  • China prefers to expand on a bilateral basis, dealing with each country individually rather than with the international financial system. It does this at the same time as it is pegging its currency to the U.S. dollar, which keeps it very low, allowing the Chinese government to harvest the fruits of cheap Chinese labor through its undervalued currency. China is also promoting the use of Special Drawing Rights (SDRs) rather than the U.S. dollar as the basis for an international currency.
  • A new multilateral system based on sound and fair global principles is required, rather than trying to change the existing system, which is mired in existing legal and power structures which are very difficult to change. It would bring those countries who are in ascendance to the table as equals, and relinquish power of those countries who were powerful back when the existing system was created, but who are no longer as powerful.
  • We do need an alternative financial currency to the U.S. dollar such as SDRs, which are denominated in a range of national currencies. This would remove the dollar’s special and unfair advantage, but it could be done very slowly, and with that alternative, the dollar could still re-establish itself as the preferred single reserve currency, provided it’s prudently managed.
  • SDRs can be used to allow the international creation of money, which would be useful at times like the present.
  • Both the U.S. and China would benefit from such a strategy, if their leadership were far-sighted enough to see that neither will survive under the current circumstances… and both need each other in any kind of future world order.
  • The U.S. economy, as well as democracy, is in deep trouble in America. The financial crisis has inflicted hardship on a population that doesn’t like to face harsh realities. President Obama has deployed the confidence multiplier and claims to have contained the recession. If there is a double-dip recession, the population will become susceptible to all kinds of fear-mongering and populist demagogy. If President Obama fails, the next administration will be sorely tempted to create diversions from troubles at home, and that could be very dangerous for the world.
  • What is needed is the recognition by the U.S., China, and the world, that the system is broken and needs to be reinvented.
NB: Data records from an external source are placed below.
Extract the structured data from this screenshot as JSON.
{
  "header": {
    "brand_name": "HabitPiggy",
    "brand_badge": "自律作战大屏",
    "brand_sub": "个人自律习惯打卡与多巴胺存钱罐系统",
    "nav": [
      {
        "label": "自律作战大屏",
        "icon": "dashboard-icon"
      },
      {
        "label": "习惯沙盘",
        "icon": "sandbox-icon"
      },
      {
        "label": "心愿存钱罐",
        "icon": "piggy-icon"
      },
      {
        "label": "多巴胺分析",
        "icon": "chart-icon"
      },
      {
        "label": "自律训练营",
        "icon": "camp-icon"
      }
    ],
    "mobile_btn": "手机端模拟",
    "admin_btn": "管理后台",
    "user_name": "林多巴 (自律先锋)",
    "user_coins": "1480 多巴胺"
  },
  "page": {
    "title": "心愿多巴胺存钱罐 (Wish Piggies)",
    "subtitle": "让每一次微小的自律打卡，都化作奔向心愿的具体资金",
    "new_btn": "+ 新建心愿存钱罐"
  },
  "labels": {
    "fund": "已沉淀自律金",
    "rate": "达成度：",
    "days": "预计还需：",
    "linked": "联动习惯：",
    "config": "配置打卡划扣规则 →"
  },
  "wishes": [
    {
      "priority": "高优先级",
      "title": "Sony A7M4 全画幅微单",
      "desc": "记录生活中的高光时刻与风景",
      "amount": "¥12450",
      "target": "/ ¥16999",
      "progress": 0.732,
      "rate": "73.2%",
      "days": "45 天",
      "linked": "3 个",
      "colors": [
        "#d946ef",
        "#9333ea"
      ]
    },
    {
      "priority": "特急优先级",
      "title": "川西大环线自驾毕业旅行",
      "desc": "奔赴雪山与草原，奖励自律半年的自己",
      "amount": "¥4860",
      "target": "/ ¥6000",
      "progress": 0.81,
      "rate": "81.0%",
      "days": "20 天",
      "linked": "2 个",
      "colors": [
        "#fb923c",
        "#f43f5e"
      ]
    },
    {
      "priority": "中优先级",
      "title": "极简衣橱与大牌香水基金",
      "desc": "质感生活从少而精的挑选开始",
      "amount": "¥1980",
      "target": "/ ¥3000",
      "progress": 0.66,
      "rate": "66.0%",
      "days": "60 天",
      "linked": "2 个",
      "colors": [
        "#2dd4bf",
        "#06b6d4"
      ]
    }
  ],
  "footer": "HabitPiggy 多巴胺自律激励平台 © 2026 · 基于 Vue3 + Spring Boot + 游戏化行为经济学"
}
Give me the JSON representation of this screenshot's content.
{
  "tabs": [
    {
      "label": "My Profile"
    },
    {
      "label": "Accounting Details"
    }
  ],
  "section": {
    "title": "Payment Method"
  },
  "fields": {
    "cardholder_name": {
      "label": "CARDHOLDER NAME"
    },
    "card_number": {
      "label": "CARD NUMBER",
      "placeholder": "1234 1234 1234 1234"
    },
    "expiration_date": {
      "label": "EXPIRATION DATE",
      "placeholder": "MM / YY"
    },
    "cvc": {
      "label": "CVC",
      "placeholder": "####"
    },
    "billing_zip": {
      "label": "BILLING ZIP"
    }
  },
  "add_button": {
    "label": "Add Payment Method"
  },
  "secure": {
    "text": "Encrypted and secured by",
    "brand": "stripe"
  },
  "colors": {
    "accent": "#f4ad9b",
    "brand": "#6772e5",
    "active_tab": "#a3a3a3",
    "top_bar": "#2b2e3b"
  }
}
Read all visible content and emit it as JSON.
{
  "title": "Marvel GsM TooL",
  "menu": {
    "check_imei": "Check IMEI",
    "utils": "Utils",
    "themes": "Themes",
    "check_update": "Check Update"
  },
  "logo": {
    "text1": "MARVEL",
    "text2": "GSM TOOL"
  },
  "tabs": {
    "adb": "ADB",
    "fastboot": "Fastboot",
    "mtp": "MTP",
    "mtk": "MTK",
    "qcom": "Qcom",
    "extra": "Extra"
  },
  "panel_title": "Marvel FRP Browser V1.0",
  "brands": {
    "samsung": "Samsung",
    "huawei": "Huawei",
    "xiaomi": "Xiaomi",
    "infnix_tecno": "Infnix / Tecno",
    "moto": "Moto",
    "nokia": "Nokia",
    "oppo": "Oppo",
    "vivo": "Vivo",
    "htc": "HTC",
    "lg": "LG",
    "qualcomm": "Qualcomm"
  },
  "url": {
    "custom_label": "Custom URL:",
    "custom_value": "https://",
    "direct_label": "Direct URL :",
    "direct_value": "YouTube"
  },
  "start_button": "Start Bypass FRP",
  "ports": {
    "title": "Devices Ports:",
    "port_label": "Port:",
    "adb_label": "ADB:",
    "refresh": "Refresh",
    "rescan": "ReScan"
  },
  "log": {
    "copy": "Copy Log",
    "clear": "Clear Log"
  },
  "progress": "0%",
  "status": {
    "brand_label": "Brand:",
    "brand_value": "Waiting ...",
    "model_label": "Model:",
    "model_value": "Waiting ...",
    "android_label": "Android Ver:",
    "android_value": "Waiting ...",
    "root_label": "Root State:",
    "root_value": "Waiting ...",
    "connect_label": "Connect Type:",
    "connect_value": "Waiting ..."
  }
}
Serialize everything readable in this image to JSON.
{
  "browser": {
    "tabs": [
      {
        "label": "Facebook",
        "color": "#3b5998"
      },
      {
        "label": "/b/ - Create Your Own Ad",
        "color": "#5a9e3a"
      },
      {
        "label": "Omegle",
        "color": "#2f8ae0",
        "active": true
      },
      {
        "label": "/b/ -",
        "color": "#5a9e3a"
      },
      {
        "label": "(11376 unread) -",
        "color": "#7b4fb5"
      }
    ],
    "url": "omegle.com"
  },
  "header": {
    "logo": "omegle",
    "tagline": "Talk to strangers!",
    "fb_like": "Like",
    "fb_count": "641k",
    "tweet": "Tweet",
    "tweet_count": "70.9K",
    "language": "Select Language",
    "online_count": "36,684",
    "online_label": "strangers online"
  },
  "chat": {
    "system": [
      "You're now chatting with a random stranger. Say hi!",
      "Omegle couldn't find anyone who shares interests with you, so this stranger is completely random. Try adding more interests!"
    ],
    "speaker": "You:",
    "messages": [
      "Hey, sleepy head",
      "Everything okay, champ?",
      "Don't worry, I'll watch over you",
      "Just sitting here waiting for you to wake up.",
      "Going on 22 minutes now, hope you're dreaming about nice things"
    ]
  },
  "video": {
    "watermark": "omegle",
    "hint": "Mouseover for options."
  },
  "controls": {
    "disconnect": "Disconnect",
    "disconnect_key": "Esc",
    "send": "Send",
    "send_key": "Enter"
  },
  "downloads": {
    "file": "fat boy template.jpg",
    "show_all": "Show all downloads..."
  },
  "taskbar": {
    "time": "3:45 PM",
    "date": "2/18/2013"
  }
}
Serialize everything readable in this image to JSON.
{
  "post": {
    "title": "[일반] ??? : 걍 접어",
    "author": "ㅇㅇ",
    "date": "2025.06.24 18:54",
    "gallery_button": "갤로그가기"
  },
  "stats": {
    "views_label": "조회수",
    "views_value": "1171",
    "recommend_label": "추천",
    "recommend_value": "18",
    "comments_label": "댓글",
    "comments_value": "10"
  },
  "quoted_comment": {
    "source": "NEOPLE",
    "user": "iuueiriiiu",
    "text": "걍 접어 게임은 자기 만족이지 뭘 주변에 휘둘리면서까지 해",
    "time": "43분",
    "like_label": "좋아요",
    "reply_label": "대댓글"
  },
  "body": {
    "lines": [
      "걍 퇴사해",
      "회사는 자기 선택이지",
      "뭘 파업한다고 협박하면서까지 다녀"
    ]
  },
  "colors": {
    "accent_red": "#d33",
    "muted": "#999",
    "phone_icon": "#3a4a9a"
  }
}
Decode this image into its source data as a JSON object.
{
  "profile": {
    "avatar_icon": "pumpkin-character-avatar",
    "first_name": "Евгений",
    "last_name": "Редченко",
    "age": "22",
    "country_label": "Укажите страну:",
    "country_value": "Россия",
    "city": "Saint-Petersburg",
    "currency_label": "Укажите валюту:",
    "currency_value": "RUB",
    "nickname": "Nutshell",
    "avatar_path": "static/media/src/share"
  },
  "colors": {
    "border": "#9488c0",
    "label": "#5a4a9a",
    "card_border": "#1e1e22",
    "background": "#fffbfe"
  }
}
Every country must rise to the occasion and do the difficult political work of changing their own sovereign systems to create a world that works for everyone. It is no exaggeration to say that the future of the world depends on it.

No comments: